On the subject of pollinator partners in the format, Kitney says: "Jester doesn’t produce as much pollen as a Malus (crab apple) but will pollinate even in bad conditions." Saunders adds: "Apples with more pips taste better, store better, have better colour and work better with thinners."
"A chemical thinner will pull off the fruit with the fewest pips," says Kitney. "We have tended to go away from pollinators, but one Italian grower put in one pollinator for every nine Gala trees, yet is getting 110-120% of the typical crop."
On thinning, Saunders says: "A one-size-fits-all approach will mostly underdo or overdo individual trees. We are trialling taking Lidar scans of the orchard then mapping the blossom to it via a drone, so you can tailor dosing to the individual tree."
In another trial, 13 rootstocks in 14 replicates are being compared for susceptibility to canker. "M26 is getting less canker and less aggressive canker than M9, while the continental M9 has more than the English M9," says Kitney.
The orchard is also trialling tree formats from the Carolus tree nursery in Belgium, including the Magnum, which spends an extra year on the nursery. Put in this spring at 1m spacings, "they haven’t transplanted very well, with some branches snapped", Saunders admits. Kitney adds: "We hope next year they will catch up and overtake the younger trees. If we take the fruit off in year one, we should get a bumper crop in year two." Carolus’s Fortis format, meanwhile, "has potential for fruit walls", he says.

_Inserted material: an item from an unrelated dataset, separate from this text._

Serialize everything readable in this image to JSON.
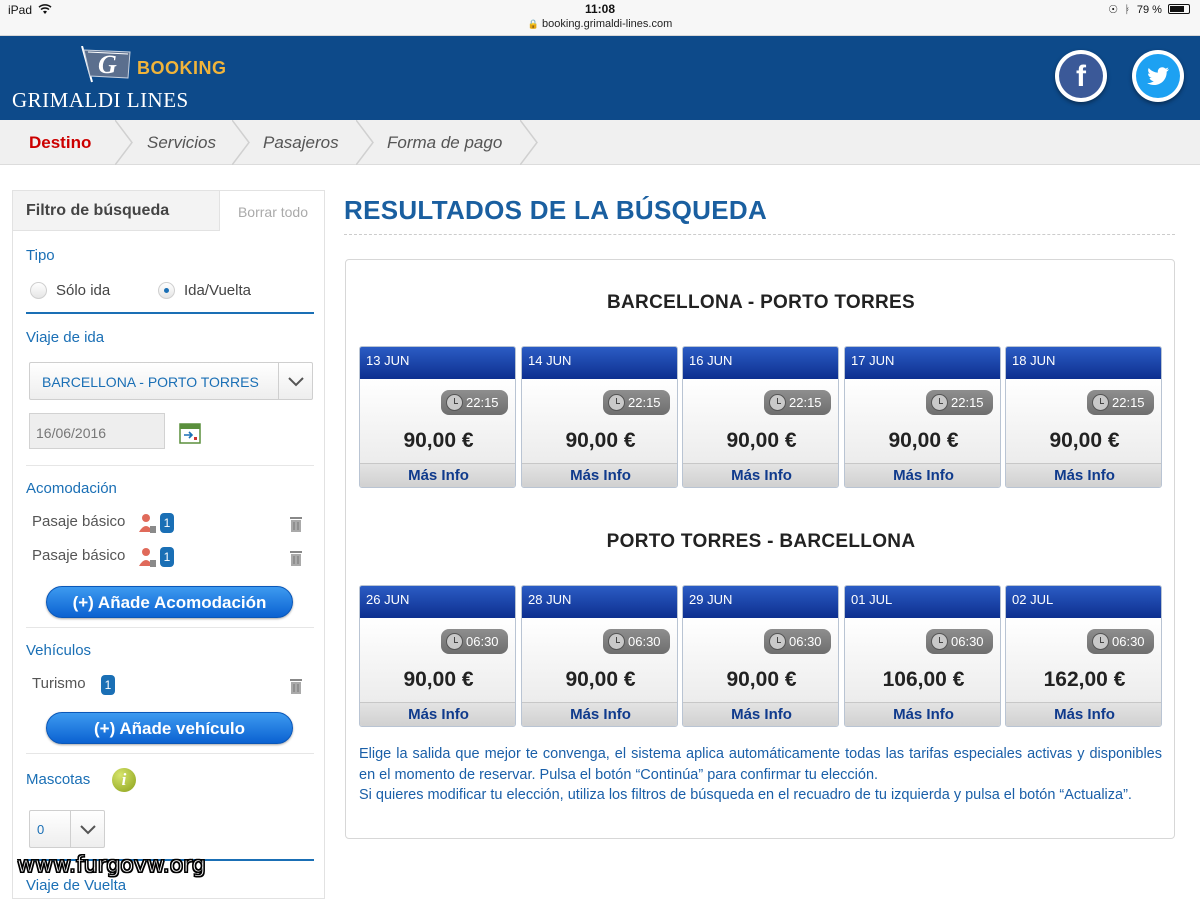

Lastly, a low-cost, low-intensity approach is also being trialled, with Gala Galaxy on M116 planted at 1.22m spacings with minimal support. "We see less canker and more resistance to drought," says Kitney. "Yield per hectare isn’t looking any different, at a fraction of the cost. If you lose control of them in 10 years’ time that’s not a problem because you have already made your money back."

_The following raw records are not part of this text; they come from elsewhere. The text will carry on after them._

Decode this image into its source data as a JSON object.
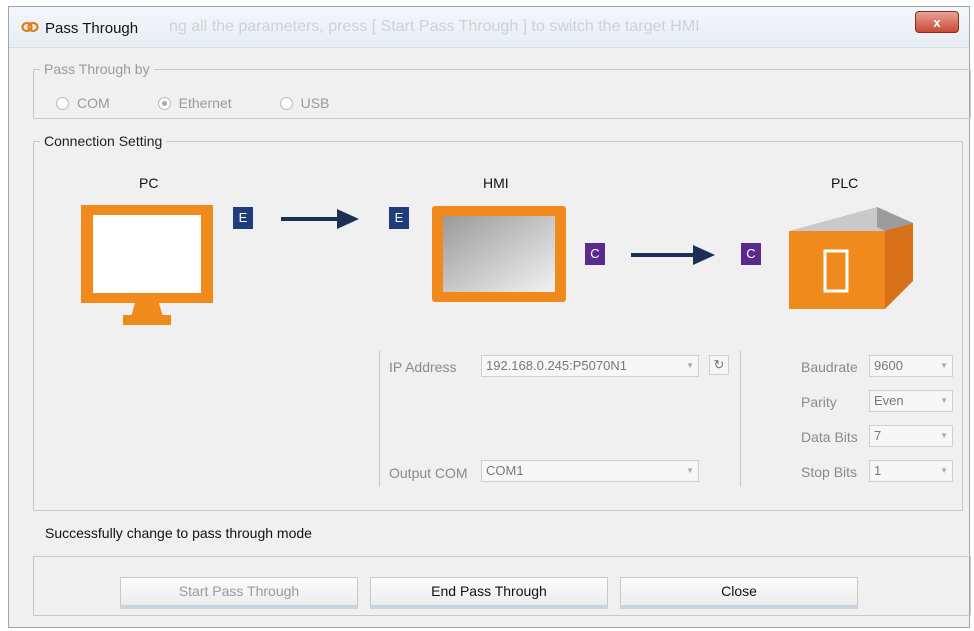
{
  "window": {
    "title": "Pass Through",
    "ghost_text": "ng all the parameters, press [ Start Pass Through ] to switch the target HMI",
    "close_label": "x"
  },
  "pass_through": {
    "legend": "Pass Through by",
    "options": [
      {
        "label": "COM",
        "selected": false
      },
      {
        "label": "Ethernet",
        "selected": true
      },
      {
        "label": "USB",
        "selected": false
      }
    ]
  },
  "connection": {
    "legend": "Connection Setting",
    "devices": {
      "pc": "PC",
      "hmi": "HMI",
      "plc": "PLC"
    },
    "badges": {
      "e": "E",
      "c": "C"
    },
    "ip_label": "IP Address",
    "ip_value": "192.168.0.245:P5070N1",
    "output_com_label": "Output COM",
    "output_com_value": "COM1",
    "baudrate_label": "Baudrate",
    "baudrate_value": "9600",
    "parity_label": "Parity",
    "parity_value": "Even",
    "data_bits_label": "Data Bits",
    "data_bits_value": "7",
    "stop_bits_label": "Stop Bits",
    "stop_bits_value": "1"
  },
  "status_message": "Successfully change to pass through mode",
  "buttons": {
    "start": "Start Pass Through",
    "end": "End Pass Through",
    "close": "Close"
  },
  "colors": {
    "orange": "#f08a1c",
    "arrow": "#1d2f55",
    "badge_e": "#1f3d7a",
    "badge_c": "#5a2b8c"
  }
}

Building up a picture
Mounted on a quad bike or buggy, H L Hutchinson's newly introduced TerraMap soil mapping system logs 800 data points per hectare, yielding a comprehensive picture of a site’s soil composition.
Adapted from its original use in mineral prospecting, "it’s a good thing to do before you plant an orchard", says precision technology specialist Nick Strelczuk. "It gives you a percentage of the sand, silt and clay as well as key minerals and pH, highlighting any issues to avoid, and can cover 50 hectares a day."
Hutchinson horticultural technical manager Jonathan Blackman adds: "This can take the place of a soil surveyor and can inform how you plant — for example, the spacing between trees."